South Korea's navy fired warning shots on Friday after a North Korean patrol boat and fishing boat crossed the disputed sea border off the west coast of the Korean peninsula, South Korea's military told Reuters.
The two vessels from the North retreated about eight minutes after the South fired five 40 mm artillery shots at around 7:30 a.m. (6.30 p.m. ET), the officials said.
The North Korean boats had crossed the Northern Limit Line, a border that the North disputes, near South Korean border island Yeonpyeong, according to the South Korean military.
North Korean fishing boats occasionally stray into South Korean waters.
Over the years, navy vessels from both sides have traded fire in sometimes deadly incidents in the area, including in 2010, when 46 South Korean sailors were killed when their ship sank in what the South says was a torpedo attack by the North.
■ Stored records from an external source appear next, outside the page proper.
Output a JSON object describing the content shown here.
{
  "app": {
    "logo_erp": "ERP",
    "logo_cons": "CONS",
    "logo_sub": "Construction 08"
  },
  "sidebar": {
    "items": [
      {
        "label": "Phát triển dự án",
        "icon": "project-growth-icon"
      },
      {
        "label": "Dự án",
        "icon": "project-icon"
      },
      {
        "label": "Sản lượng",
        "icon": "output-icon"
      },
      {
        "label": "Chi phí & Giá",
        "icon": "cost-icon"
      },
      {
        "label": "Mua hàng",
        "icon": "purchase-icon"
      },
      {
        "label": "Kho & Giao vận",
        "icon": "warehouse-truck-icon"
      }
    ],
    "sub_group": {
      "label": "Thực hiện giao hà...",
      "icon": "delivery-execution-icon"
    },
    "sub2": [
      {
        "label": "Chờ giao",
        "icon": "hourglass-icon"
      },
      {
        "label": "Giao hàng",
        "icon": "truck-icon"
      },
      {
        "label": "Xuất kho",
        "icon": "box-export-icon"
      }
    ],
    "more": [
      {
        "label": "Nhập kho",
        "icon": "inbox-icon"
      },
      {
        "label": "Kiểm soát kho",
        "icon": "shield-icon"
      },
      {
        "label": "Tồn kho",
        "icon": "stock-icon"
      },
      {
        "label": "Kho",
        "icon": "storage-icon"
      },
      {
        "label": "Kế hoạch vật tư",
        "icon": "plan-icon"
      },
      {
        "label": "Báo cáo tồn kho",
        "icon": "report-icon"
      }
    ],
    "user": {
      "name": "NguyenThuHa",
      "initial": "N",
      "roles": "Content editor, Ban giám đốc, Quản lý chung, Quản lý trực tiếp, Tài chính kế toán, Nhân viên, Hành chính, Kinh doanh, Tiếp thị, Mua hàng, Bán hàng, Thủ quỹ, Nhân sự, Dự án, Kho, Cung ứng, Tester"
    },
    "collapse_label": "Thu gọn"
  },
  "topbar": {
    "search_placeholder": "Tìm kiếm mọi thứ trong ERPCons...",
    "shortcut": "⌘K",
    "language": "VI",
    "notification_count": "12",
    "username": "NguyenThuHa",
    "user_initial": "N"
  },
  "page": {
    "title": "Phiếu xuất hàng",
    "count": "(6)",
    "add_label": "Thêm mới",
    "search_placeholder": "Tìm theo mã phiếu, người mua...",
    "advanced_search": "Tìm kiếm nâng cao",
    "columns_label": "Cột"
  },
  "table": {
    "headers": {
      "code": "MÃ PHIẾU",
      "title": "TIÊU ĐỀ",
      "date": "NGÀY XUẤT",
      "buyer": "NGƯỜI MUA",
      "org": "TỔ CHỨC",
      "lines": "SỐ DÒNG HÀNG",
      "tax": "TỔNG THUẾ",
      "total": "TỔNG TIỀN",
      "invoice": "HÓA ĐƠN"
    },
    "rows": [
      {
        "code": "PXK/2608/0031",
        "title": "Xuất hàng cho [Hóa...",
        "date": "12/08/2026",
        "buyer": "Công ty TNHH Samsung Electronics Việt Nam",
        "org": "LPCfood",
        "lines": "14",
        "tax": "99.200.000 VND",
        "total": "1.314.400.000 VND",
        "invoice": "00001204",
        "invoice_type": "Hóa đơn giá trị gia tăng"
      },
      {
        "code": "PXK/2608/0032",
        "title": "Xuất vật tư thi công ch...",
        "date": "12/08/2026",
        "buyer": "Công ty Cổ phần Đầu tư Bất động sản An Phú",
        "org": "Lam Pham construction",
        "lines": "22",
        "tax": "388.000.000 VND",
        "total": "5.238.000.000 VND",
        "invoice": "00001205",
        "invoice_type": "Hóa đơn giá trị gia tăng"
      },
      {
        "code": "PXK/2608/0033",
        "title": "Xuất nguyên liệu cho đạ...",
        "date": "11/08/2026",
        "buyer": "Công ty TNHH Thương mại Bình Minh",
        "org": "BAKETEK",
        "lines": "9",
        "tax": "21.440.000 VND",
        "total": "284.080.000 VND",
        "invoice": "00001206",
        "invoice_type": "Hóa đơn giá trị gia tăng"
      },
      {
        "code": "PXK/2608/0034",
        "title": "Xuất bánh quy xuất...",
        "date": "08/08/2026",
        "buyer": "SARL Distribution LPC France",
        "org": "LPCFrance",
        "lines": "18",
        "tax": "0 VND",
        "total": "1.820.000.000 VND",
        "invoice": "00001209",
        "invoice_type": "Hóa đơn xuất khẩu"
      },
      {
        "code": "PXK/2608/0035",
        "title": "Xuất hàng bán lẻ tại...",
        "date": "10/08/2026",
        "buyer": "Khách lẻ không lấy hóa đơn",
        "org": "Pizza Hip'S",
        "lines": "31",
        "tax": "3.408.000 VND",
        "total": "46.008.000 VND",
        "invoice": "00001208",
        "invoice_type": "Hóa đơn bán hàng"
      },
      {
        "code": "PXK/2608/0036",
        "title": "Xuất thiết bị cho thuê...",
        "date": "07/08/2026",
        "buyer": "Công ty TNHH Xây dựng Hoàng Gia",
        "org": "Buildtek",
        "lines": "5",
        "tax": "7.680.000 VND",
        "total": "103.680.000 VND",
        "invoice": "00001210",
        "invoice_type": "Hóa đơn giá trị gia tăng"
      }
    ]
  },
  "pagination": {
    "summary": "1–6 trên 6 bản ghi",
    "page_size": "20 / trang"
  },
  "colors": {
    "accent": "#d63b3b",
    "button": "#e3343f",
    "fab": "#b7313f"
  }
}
North Korea has denied responsibility.
North and South Korea remain in a technical state of war since their 1950-53 conflict ended in a truce, not a peace treaty.
Pyongyang recently proposed military talks with the Seoul, but the South dismissed the offer as "a bogus peace offensive" because it lacks a plan to end the North's nuclear programme.